It could have been a rally. The ladies' shoes section of a big department store, 8:30 a.m. Saturday. A small but committed group of working women with grievous foot problems gathered to hear the words of a female podiatrist, and together with her, raise the banner of women's foot comfort. Instead, the attendees happily ate sweet rolls and strawberries as they listened to the young doctor praise women's dress shoes with deep toe boxes, gripping inner heels, and synthetic soles.

Her further recommendation that they still wear "well-thought-out" shoes -- rounded-toe, flat-soled, laced-up ones -- as much as possible, failed to raise even a low murmur among the harmonious crowd. Apparently, less than well-thought-out footwear was the price these women had tacitly agreed to pay to get ahead in a man's world.

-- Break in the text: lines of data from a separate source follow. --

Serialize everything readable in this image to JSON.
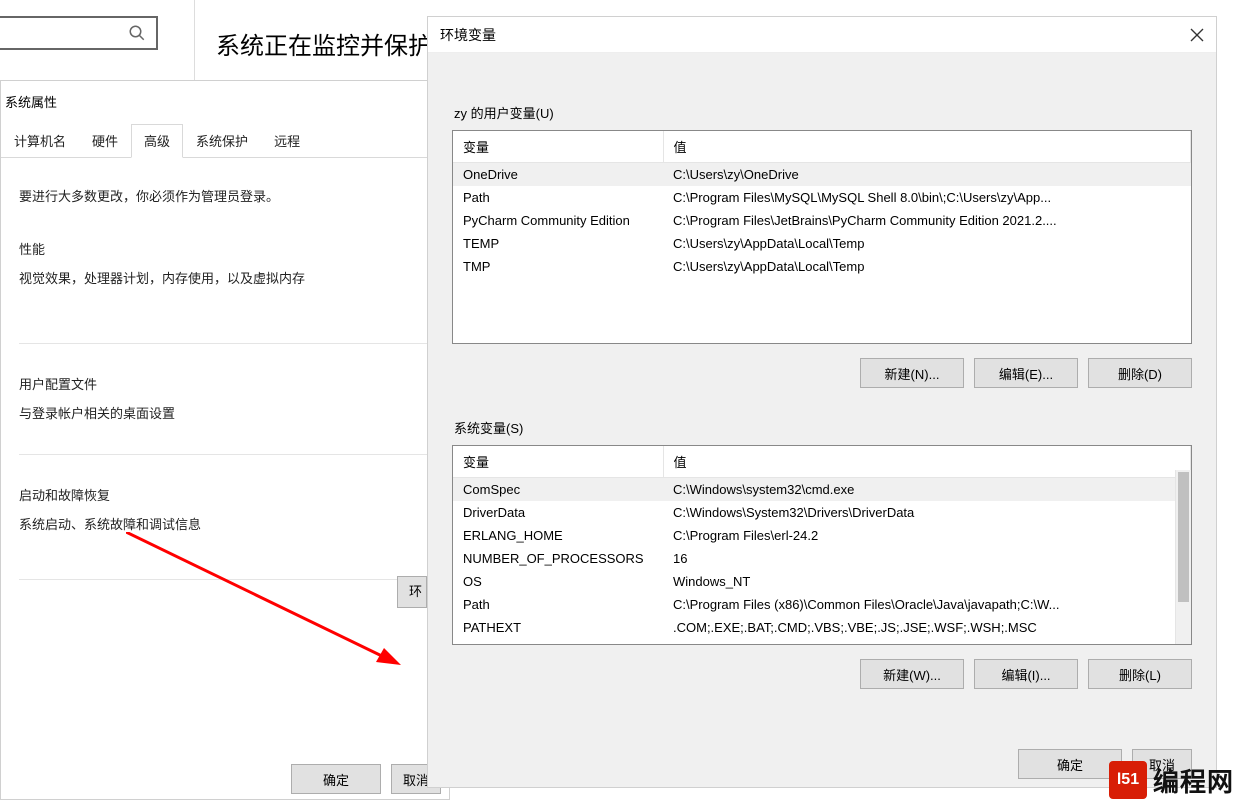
{
  "search": {
    "placeholder": ""
  },
  "background": {
    "title": "系统正在监控并保护"
  },
  "sysprops": {
    "title": "系统属性",
    "tabs": [
      "计算机名",
      "硬件",
      "高级",
      "系统保护",
      "远程"
    ],
    "active_tab": 2,
    "admin_note": "要进行大多数更改，你必须作为管理员登录。",
    "perf": {
      "title": "性能",
      "desc": "视觉效果，处理器计划，内存使用，以及虚拟内存"
    },
    "profile": {
      "title": "用户配置文件",
      "desc": "与登录帐户相关的桌面设置"
    },
    "startup": {
      "title": "启动和故障恢复",
      "desc": "系统启动、系统故障和调试信息"
    },
    "env_btn_cut": "环",
    "ok": "确定",
    "cancel": "取消"
  },
  "env": {
    "title": "环境变量",
    "user_section": "zy 的用户变量(U)",
    "sys_section": "系统变量(S)",
    "header_var": "变量",
    "header_val": "值",
    "user_vars": [
      {
        "name": "OneDrive",
        "value": "C:\\Users\\zy\\OneDrive",
        "sel": true
      },
      {
        "name": "Path",
        "value": "C:\\Program Files\\MySQL\\MySQL Shell 8.0\\bin\\;C:\\Users\\zy\\App..."
      },
      {
        "name": "PyCharm Community Edition",
        "value": "C:\\Program Files\\JetBrains\\PyCharm Community Edition 2021.2...."
      },
      {
        "name": "TEMP",
        "value": "C:\\Users\\zy\\AppData\\Local\\Temp"
      },
      {
        "name": "TMP",
        "value": "C:\\Users\\zy\\AppData\\Local\\Temp"
      }
    ],
    "sys_vars": [
      {
        "name": "ComSpec",
        "value": "C:\\Windows\\system32\\cmd.exe",
        "sel": true
      },
      {
        "name": "DriverData",
        "value": "C:\\Windows\\System32\\Drivers\\DriverData"
      },
      {
        "name": "ERLANG_HOME",
        "value": "C:\\Program Files\\erl-24.2"
      },
      {
        "name": "NUMBER_OF_PROCESSORS",
        "value": "16"
      },
      {
        "name": "OS",
        "value": "Windows_NT"
      },
      {
        "name": "Path",
        "value": "C:\\Program Files (x86)\\Common Files\\Oracle\\Java\\javapath;C:\\W..."
      },
      {
        "name": "PATHEXT",
        "value": ".COM;.EXE;.BAT;.CMD;.VBS;.VBE;.JS;.JSE;.WSF;.WSH;.MSC"
      }
    ],
    "user_btns": {
      "new": "新建(N)...",
      "edit": "编辑(E)...",
      "del": "删除(D)"
    },
    "sys_btns": {
      "new": "新建(W)...",
      "edit": "编辑(I)...",
      "del": "删除(L)"
    },
    "ok": "确定",
    "cancel": "取消"
  },
  "watermark": {
    "logo": "l51",
    "text": "编程网"
  }
}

Agreed upon or not, the reality was that while such functional foot gear kept their male colleagues well-grounded and fancy-free, it was apt to keep them behind the wheel of the family station wagon. They undoubtedly would do business with the pump peddlers.

For women in the business world today, the pump is synonymous with professionalism. The seemingly vacuous heel is widely believed to contain mystic powers of hiring and promotion. In a still sexist world, women feel compelled to wear them -- unfortunately, at a high cost to their bodies.

Angie Michael, executive image consultant, emphasizes the significance of high-heeled shoes to working women. "The pump is a business woman's best friend," she says. "It completes {her} professional image." Given the fact that women make roughly 60 cents on a man's dollar, they can't afford to look less than the most professional, Michael cautions.

A Gallup survey done for Dr. Scholl's and the American Podiatric Medical Association underscores the cult of the professional pump. The researchers found that women with a higher socio-economic status were more likely to agree that high heels are associated with "making it" professionally. And of the 25 percent in the survey deemed "heavy wearers" (wearing heels a heroic five hours or more a day) four-fifths were white-collar women.

The adverse effects of high-heeled shoes are well-documented. Melvin Konner reported in an article for the New York Times Magazine that high heels force the upper body forward and the lower torso back. To keep her balance, a woman must pull her shoulders back and arch her lower spine; this compensatory posture, dubbed the S-curve, can cause limping and damage to the lower back and legs.

High heels further upset the body's natural symmetry by shifting most of the weight that normally would fall on the heel to the front of the foot. The excess pressure -- 76 percent more in the case of a moderate -- 3-inch -- heel, causes shock waves to be transmitted through the Achilles tendons and calf muscles and, over time, can lead them to become permanently tightened. Ironically, walking barefooted or in flat shoes then becomes difficult -- a distressing phenomenon that requires women to set out of their beds in the morning in platform slippers.

Foot problems abound among high-heel wearers. Bunions, hammertoes and corns, and downward-sloping, pointed-toe shoes are a match made in hell. Most podiatrists say high heels aggravate rather than cause such problems. However, Konner reported in the case of bunions that the ratio of women to men who suffer from them is estimated to be 40-to-1 -- an aggravating statistic indeed.

To treat these painful misalignments of the big-toe joint, male sufferers simply choose a wider shoe to accommodate the abnormalities. Women, whose dress shoes demand rather than accommodate, often undergo debilitating surgery, keeping them out of all but a wooden shoe for up to eight weeks. The ultimate goal of these Olympian office workers -- to get back into high heels without pain.

The high-heeled norm for business women admits few exceptions. Jane Rogers, a legal secretary in the District, works in an office of 60 women. She says a de facto dress code mandates heels for virtually all female employees, and is especially strict for women going up the professional or managerial ladder. "It's about the same pressure teenagers feel," she admits candidly.

Says Alexandria podiatrist Annu Goel: "It's incredible. At least a 1 1/2-inch heel." Regardless of the health of their feet, women feel compelled to wear heels. "I've had women come in and actually cry saying 'I have to give a presentation (at work),' " says Goel.

For executive women, however, there seems to be greater latitude. "Once you've made partner you can afford to be comfortable," says Rogers. Goel believes women in higher-status positions tend to be more health conscious and less intimidated.

Beyond the office, shoe lines such as Easy Spirit, Rockport, and Naturalizer now offer high heels with shock-absorbing soles. Whether the strong sales posted by these and other manufacturers of the so-called "comfort pump" are a sign of women's increasing ability to chart their own foot destiny is unclear.

For podiatrist Anne Furman also of Alexandria, the comfort boom seems to suggest just the opposite. "Women must feel pressured if they go out and buy three pairs of $80 to $90 "Walking Pumps" -- Rockport's entry in the comfort race.

Meanwhile, women may consider organizing what Furman calls "a woman's comfortable shoe day." If they have to work twice as hard to be half as good, women deserve a well thought-out shoe.

Freelance writer Laura Bean doesn't wear high heels.